Material provided:

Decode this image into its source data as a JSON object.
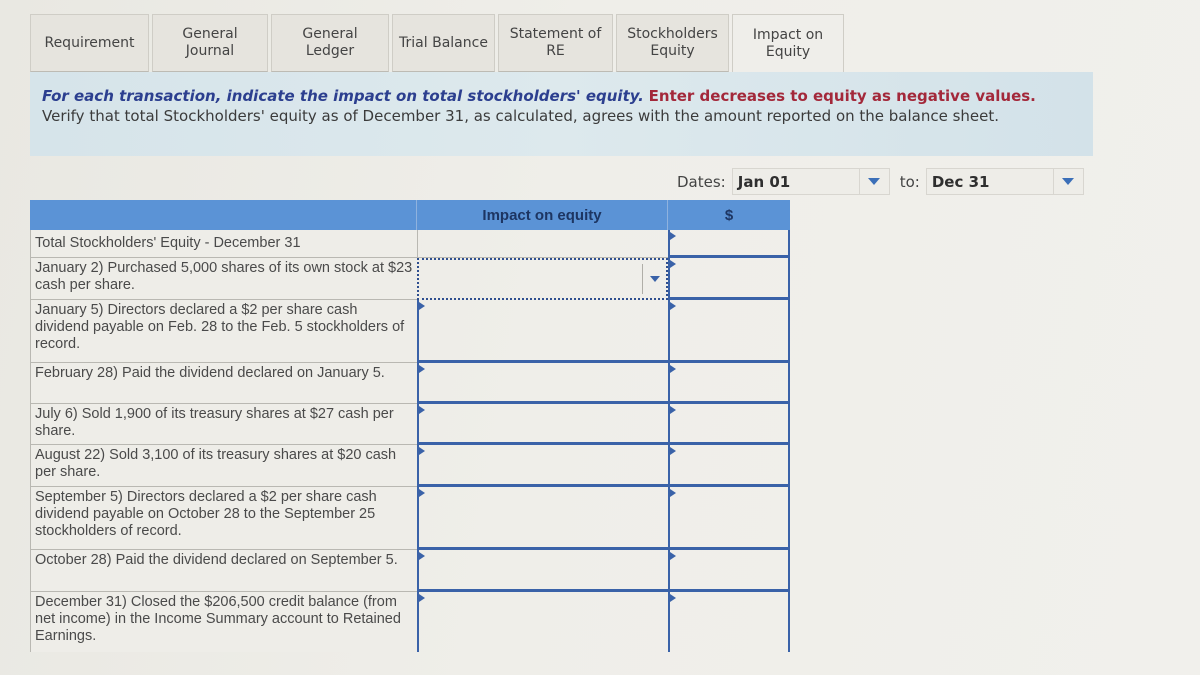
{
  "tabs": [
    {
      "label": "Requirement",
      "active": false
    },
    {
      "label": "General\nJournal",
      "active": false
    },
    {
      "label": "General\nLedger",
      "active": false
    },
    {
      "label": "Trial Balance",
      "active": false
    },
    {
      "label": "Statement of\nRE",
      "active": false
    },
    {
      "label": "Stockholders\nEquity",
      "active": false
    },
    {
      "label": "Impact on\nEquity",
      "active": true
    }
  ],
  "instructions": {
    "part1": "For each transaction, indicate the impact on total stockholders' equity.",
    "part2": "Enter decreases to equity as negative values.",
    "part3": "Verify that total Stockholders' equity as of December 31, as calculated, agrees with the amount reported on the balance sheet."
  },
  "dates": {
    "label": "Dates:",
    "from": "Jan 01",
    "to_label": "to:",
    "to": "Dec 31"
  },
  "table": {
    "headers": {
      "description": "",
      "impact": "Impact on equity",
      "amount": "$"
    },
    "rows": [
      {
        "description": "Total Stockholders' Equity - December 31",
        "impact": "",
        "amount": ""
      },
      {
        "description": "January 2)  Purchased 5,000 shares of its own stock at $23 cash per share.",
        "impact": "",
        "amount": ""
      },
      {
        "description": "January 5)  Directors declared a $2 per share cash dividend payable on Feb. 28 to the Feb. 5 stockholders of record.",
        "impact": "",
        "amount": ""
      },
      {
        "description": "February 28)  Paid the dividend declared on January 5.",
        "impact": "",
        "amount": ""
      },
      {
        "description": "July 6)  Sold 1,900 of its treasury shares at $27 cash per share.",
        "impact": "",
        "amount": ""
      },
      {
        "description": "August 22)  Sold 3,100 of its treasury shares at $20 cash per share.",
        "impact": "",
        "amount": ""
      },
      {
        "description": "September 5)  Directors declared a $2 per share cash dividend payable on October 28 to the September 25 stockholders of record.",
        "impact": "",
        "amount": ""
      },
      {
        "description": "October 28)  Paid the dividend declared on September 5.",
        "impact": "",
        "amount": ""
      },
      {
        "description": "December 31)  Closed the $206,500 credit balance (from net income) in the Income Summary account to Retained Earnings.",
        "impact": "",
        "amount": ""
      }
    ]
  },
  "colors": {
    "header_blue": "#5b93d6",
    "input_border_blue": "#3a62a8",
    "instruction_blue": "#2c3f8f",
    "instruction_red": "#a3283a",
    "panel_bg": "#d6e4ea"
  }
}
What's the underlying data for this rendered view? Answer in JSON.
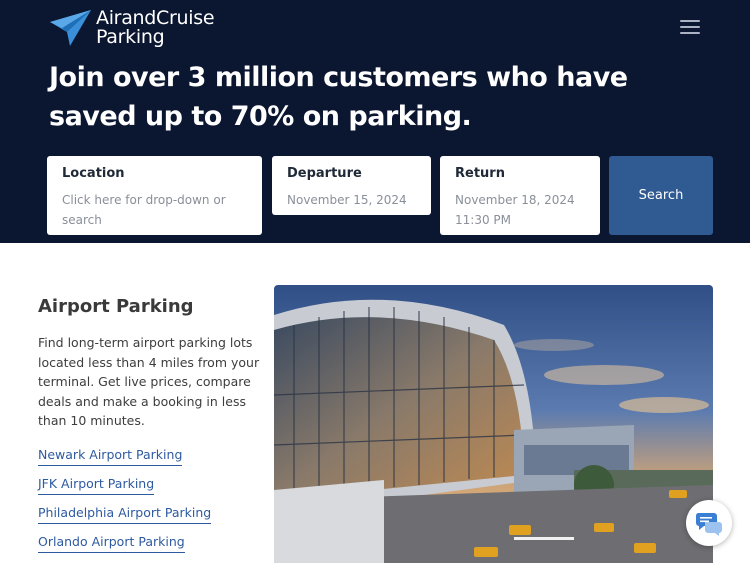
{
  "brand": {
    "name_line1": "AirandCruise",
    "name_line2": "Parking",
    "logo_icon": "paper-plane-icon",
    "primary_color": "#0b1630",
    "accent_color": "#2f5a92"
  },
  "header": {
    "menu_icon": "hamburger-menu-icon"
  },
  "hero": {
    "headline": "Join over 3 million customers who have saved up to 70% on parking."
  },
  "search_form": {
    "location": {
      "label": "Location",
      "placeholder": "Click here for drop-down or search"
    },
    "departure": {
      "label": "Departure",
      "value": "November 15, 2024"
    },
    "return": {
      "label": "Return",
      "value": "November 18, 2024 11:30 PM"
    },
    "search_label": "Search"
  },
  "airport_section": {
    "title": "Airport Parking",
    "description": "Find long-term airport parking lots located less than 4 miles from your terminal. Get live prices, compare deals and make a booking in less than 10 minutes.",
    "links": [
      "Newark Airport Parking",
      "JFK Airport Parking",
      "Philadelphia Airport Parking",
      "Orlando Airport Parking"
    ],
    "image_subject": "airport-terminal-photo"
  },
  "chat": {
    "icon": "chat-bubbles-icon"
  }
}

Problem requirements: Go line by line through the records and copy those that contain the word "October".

Solution:
        "description": "September 5)  Directors declared a $2 per share cash dividend payable on October 28 to the September 25 stockholders of record.",
        "description": "October 28)  Paid the dividend declared on September 5.",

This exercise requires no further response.